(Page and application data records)
----------------------------------------
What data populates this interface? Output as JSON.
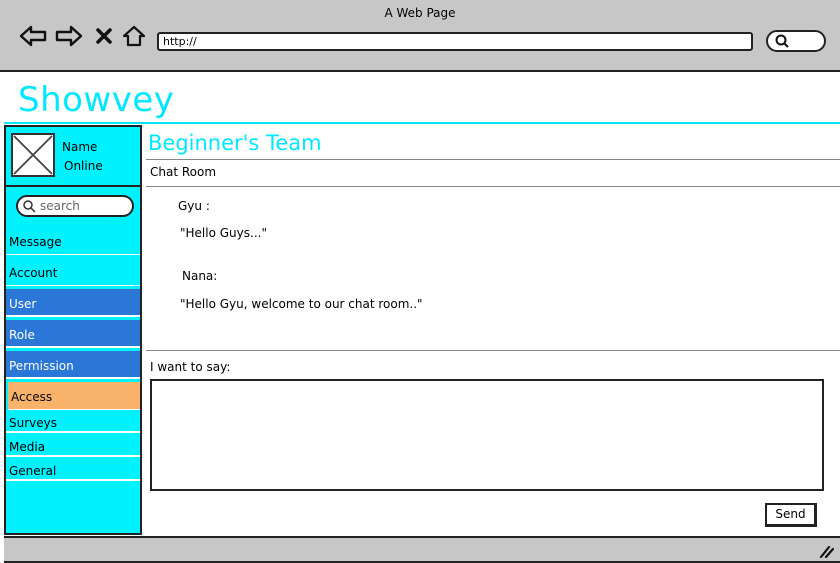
{
  "window": {
    "title": "A Web Page"
  },
  "browser": {
    "url": "http://"
  },
  "brand": {
    "name": "Showvey"
  },
  "profile": {
    "name": "Name",
    "status": "Online"
  },
  "sidebar": {
    "search_placeholder": "search",
    "items": [
      {
        "label": "Message",
        "style": "cyan"
      },
      {
        "label": "Account",
        "style": "cyan"
      },
      {
        "label": "User",
        "style": "blue"
      },
      {
        "label": "Role",
        "style": "blue"
      },
      {
        "label": "Permission",
        "style": "blue"
      },
      {
        "label": "Access",
        "style": "orange"
      },
      {
        "label": "Surveys",
        "style": "sub"
      },
      {
        "label": "Media",
        "style": "sub"
      },
      {
        "label": "General",
        "style": "sub"
      }
    ]
  },
  "main": {
    "team_title": "Beginner's Team",
    "room_label": "Chat Room",
    "messages": [
      {
        "sender": "Gyu :",
        "text": "\"Hello Guys...\""
      },
      {
        "sender": "Nana:",
        "text": "\"Hello Gyu, welcome to our chat room..\""
      }
    ],
    "compose_label": "I want to say:",
    "send_label": "Send"
  },
  "colors": {
    "accent": "#00e8ff",
    "sidebar": "#00f2ff",
    "selected": "#2a77d8",
    "highlight": "#f8b26a"
  }
}
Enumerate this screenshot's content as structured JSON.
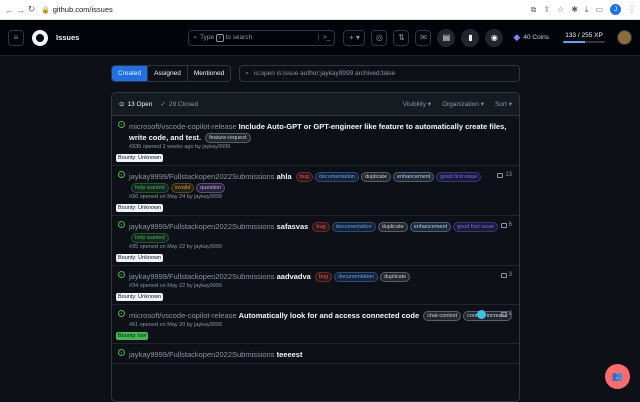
{
  "browser": {
    "url": "github.com/issues",
    "profile_initial": "J"
  },
  "header": {
    "context": "Issues",
    "search_placeholder": "Type / to search",
    "search_slash": "/",
    "search_cmd": ">_",
    "plus": "+ ▾",
    "coins": "40 Coins",
    "xp": "133 / 255 XP",
    "xp_fraction": 0.52
  },
  "filters": {
    "tabs": [
      "Created",
      "Assigned",
      "Mentioned"
    ],
    "query": "is:open is:issue author:jaykay9999 archived:false"
  },
  "list": {
    "open_count": "13 Open",
    "closed_count": "29 Closed",
    "sorts": [
      "Visibility ▾",
      "Organization ▾",
      "Sort ▾"
    ]
  },
  "issues": [
    {
      "repo": "microsoft/vscode-copilot-release",
      "title": "Include Auto-GPT or GPT-engineer like feature to automatically create files, write code, and test.",
      "labels": [
        {
          "text": "feature-request",
          "color": "#c9d1d9"
        }
      ],
      "meta": "#336 opened 2 weeks ago by jaykay9999",
      "comments": "",
      "bounty": "Bounty: Unknown"
    },
    {
      "repo": "jaykay9999/Fullstackopen2022Submissions",
      "title": "ahla",
      "labels": [
        {
          "text": "bug",
          "color": "#f85149"
        },
        {
          "text": "documentation",
          "color": "#58a6ff"
        },
        {
          "text": "duplicate",
          "color": "#c9d1d9"
        },
        {
          "text": "enhancement",
          "color": "#a5d6ff"
        },
        {
          "text": "good first issue",
          "color": "#7c6bff"
        },
        {
          "text": "help wanted",
          "color": "#3fb950"
        },
        {
          "text": "invalid",
          "color": "#d29922"
        },
        {
          "text": "question",
          "color": "#d2a8ff"
        }
      ],
      "meta": "#36 opened on May 24 by jaykay9999",
      "comments": "13",
      "bounty": "Bounty: Unknown"
    },
    {
      "repo": "jaykay9999/Fullstackopen2022Submissions",
      "title": "safasvas",
      "labels": [
        {
          "text": "bug",
          "color": "#f85149"
        },
        {
          "text": "documentation",
          "color": "#58a6ff"
        },
        {
          "text": "duplicate",
          "color": "#c9d1d9"
        },
        {
          "text": "enhancement",
          "color": "#a5d6ff"
        },
        {
          "text": "good first issue",
          "color": "#7c6bff"
        },
        {
          "text": "help wanted",
          "color": "#3fb950"
        }
      ],
      "meta": "#35 opened on May 22 by jaykay9999",
      "comments": "6",
      "bounty": "Bounty: Unknown"
    },
    {
      "repo": "jaykay9999/Fullstackopen2022Submissions",
      "title": "aadvadva",
      "labels": [
        {
          "text": "bug",
          "color": "#f85149"
        },
        {
          "text": "documentation",
          "color": "#58a6ff"
        },
        {
          "text": "duplicate",
          "color": "#c9d1d9"
        }
      ],
      "meta": "#34 opened on May 22 by jaykay9999",
      "comments": "3",
      "bounty": "Bounty: Unknown"
    },
    {
      "repo": "microsoft/vscode-copilot-release",
      "title": "Automatically look for and access connected code",
      "labels": [
        {
          "text": "chat-context",
          "color": "#c9d1d9"
        },
        {
          "text": "context-increase",
          "color": "#c9d1d9"
        }
      ],
      "meta": "#61 opened on May 20 by jaykay9999",
      "comments": "3",
      "bounty": "Bounty: low",
      "assignee": true
    },
    {
      "repo": "jaykay9999/Fullstackopen2022Submissions",
      "title": "teeeest",
      "labels": [],
      "meta": "",
      "comments": "",
      "bounty": ""
    }
  ]
}
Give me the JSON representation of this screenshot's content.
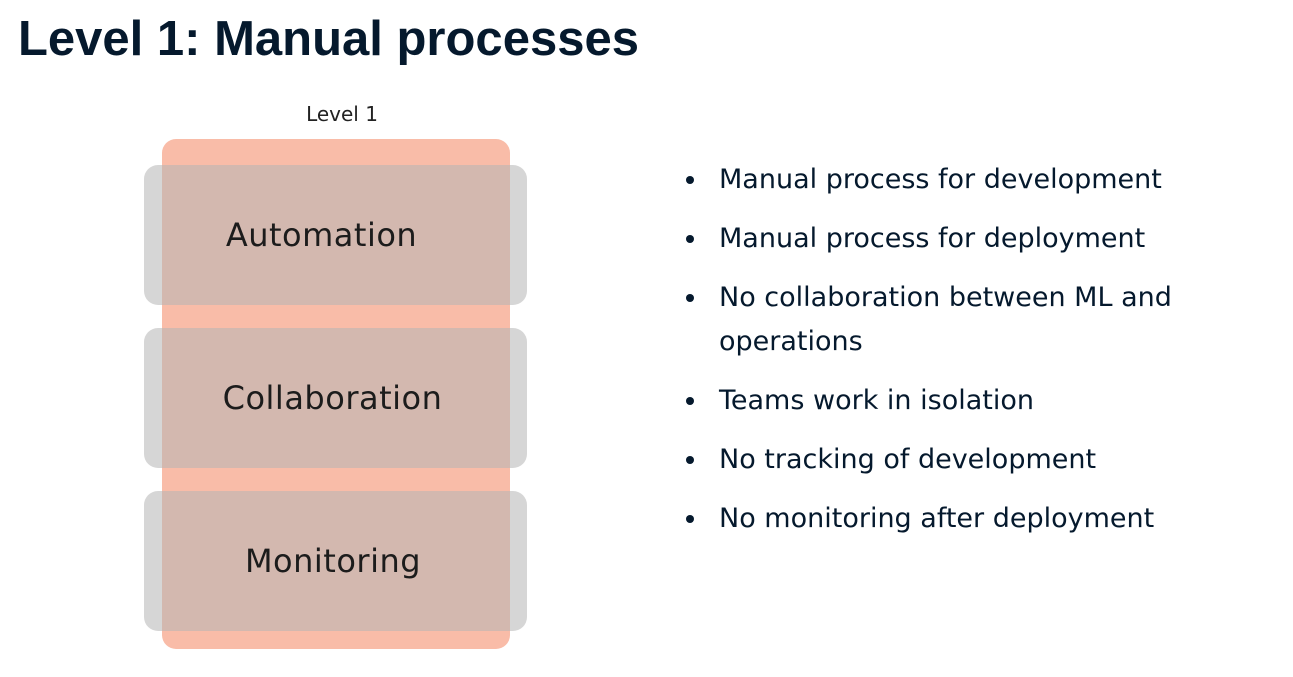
{
  "slide": {
    "title": "Level 1: Manual processes"
  },
  "diagram": {
    "column_label": "Level 1",
    "rows": [
      {
        "label": "Automation"
      },
      {
        "label": "Collaboration"
      },
      {
        "label": "Monitoring"
      }
    ],
    "colors": {
      "level_column": "#f9bca8",
      "row_overlay": "#b4b4b4"
    }
  },
  "bullets": [
    "Manual process for development",
    "Manual process for deployment",
    "No collaboration between ML and operations",
    "Teams work in isolation",
    "No tracking of development",
    "No monitoring after deployment"
  ]
}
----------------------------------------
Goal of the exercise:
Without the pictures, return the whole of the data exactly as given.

Problem solution:
What data populates this interface? Output as JSON.
{
  "window": {
    "title": "A Web Page"
  },
  "browser": {
    "url": "http://"
  },
  "brand": {
    "name": "Showvey"
  },
  "profile": {
    "name": "Name",
    "status": "Online"
  },
  "sidebar": {
    "search_placeholder": "search",
    "items": [
      {
        "label": "Message",
        "style": "cyan"
      },
      {
        "label": "Account",
        "style": "cyan"
      },
      {
        "label": "User",
        "style": "blue"
      },
      {
        "label": "Role",
        "style": "blue"
      },
      {
        "label": "Permission",
        "style": "blue"
      },
      {
        "label": "Access",
        "style": "orange"
      },
      {
        "label": "Surveys",
        "style": "sub"
      },
      {
        "label": "Media",
        "style": "sub"
      },
      {
        "label": "General",
        "style": "sub"
      }
    ]
  },
  "main": {
    "team_title": "Beginner's Team",
    "room_label": "Chat Room",
    "messages": [
      {
        "sender": "Gyu :",
        "text": "\"Hello Guys...\""
      },
      {
        "sender": "Nana:",
        "text": "\"Hello Gyu, welcome to our chat room..\""
      }
    ],
    "compose_label": "I want to say:",
    "send_label": "Send"
  },
  "colors": {
    "accent": "#00e8ff",
    "sidebar": "#00f2ff",
    "selected": "#2a77d8",
    "highlight": "#f8b26a"
  }
}
Enumerate this screenshot's content as structured JSON.
{
  "browser": {
    "url": "github.com/issues",
    "profile_initial": "J"
  },
  "header": {
    "context": "Issues",
    "search_placeholder": "Type / to search",
    "search_slash": "/",
    "search_cmd": ">_",
    "plus": "+ ▾",
    "coins": "40 Coins",
    "xp": "133 / 255 XP",
    "xp_fraction": 0.52
  },
  "filters": {
    "tabs": [
      "Created",
      "Assigned",
      "Mentioned"
    ],
    "query": "is:open is:issue author:jaykay9999 archived:false"
  },
  "list": {
    "open_count": "13 Open",
    "closed_count": "29 Closed",
    "sorts": [
      "Visibility ▾",
      "Organization ▾",
      "Sort ▾"
    ]
  },
  "issues": [
    {
      "repo": "microsoft/vscode-copilot-release",
      "title": "Include Auto-GPT or GPT-engineer like feature to automatically create files, write code, and test.",
      "labels": [
        {
          "text": "feature-request",
          "color": "#c9d1d9"
        }
      ],
      "meta": "#336 opened 2 weeks ago by jaykay9999",
      "comments": "",
      "bounty": "Bounty: Unknown"
    },
    {
      "repo": "jaykay9999/Fullstackopen2022Submissions",
      "title": "ahla",
      "labels": [
        {
          "text": "bug",
          "color": "#f85149"
        },
        {
          "text": "documentation",
          "color": "#58a6ff"
        },
        {
          "text": "duplicate",
          "color": "#c9d1d9"
        },
        {
          "text": "enhancement",
          "color": "#a5d6ff"
        },
        {
          "text": "good first issue",
          "color": "#7c6bff"
        },
        {
          "text": "help wanted",
          "color": "#3fb950"
        },
        {
          "text": "invalid",
          "color": "#d29922"
        },
        {
          "text": "question",
          "color": "#d2a8ff"
        }
      ],
      "meta": "#36 opened on May 24 by jaykay9999",
      "comments": "13",
      "bounty": "Bounty: Unknown"
    },
    {
      "repo": "jaykay9999/Fullstackopen2022Submissions",
      "title": "safasvas",
      "labels": [
        {
          "text": "bug",
          "color": "#f85149"
        },
        {
          "text": "documentation",
          "color": "#58a6ff"
        },
        {
          "text": "duplicate",
          "color": "#c9d1d9"
        },
        {
          "text": "enhancement",
          "color": "#a5d6ff"
        },
        {
          "text": "good first issue",
          "color": "#7c6bff"
        },
        {
          "text": "help wanted",
          "color": "#3fb950"
        }
      ],
      "meta": "#35 opened on May 22 by jaykay9999",
      "comments": "6",
      "bounty": "Bounty: Unknown"
    },
    {
      "repo": "jaykay9999/Fullstackopen2022Submissions",
      "title": "aadvadva",
      "labels": [
        {
          "text": "bug",
          "color": "#f85149"
        },
        {
          "text": "documentation",
          "color": "#58a6ff"
        },
        {
          "text": "duplicate",
          "color": "#c9d1d9"
        }
      ],
      "meta": "#34 opened on May 22 by jaykay9999",
      "comments": "3",
      "bounty": "Bounty: Unknown"
    },
    {
      "repo": "microsoft/vscode-copilot-release",
      "title": "Automatically look for and access connected code",
      "labels": [
        {
          "text": "chat-context",
          "color": "#c9d1d9"
        },
        {
          "text": "context-increase",
          "color": "#c9d1d9"
        }
      ],
      "meta": "#61 opened on May 20 by jaykay9999",
      "comments": "3",
      "bounty": "Bounty: low",
      "assignee": true
    },
    {
      "repo": "jaykay9999/Fullstackopen2022Submissions",
      "title": "teeeest",
      "labels": [],
      "meta": "",
      "comments": "",
      "bounty": ""
    }
  ]
}
Give me the JSON representation of this screenshot's content.
{
  "slide": {
    "title": "Level 1: Manual processes"
  },
  "diagram": {
    "column_label": "Level 1",
    "rows": [
      {
        "label": "Automation"
      },
      {
        "label": "Collaboration"
      },
      {
        "label": "Monitoring"
      }
    ],
    "colors": {
      "level_column": "#f9bca8",
      "row_overlay": "#b4b4b4"
    }
  },
  "bullets": [
    "Manual process for development",
    "Manual process for deployment",
    "No collaboration between ML and operations",
    "Teams work in isolation",
    "No tracking of development",
    "No monitoring after deployment"
  ]
}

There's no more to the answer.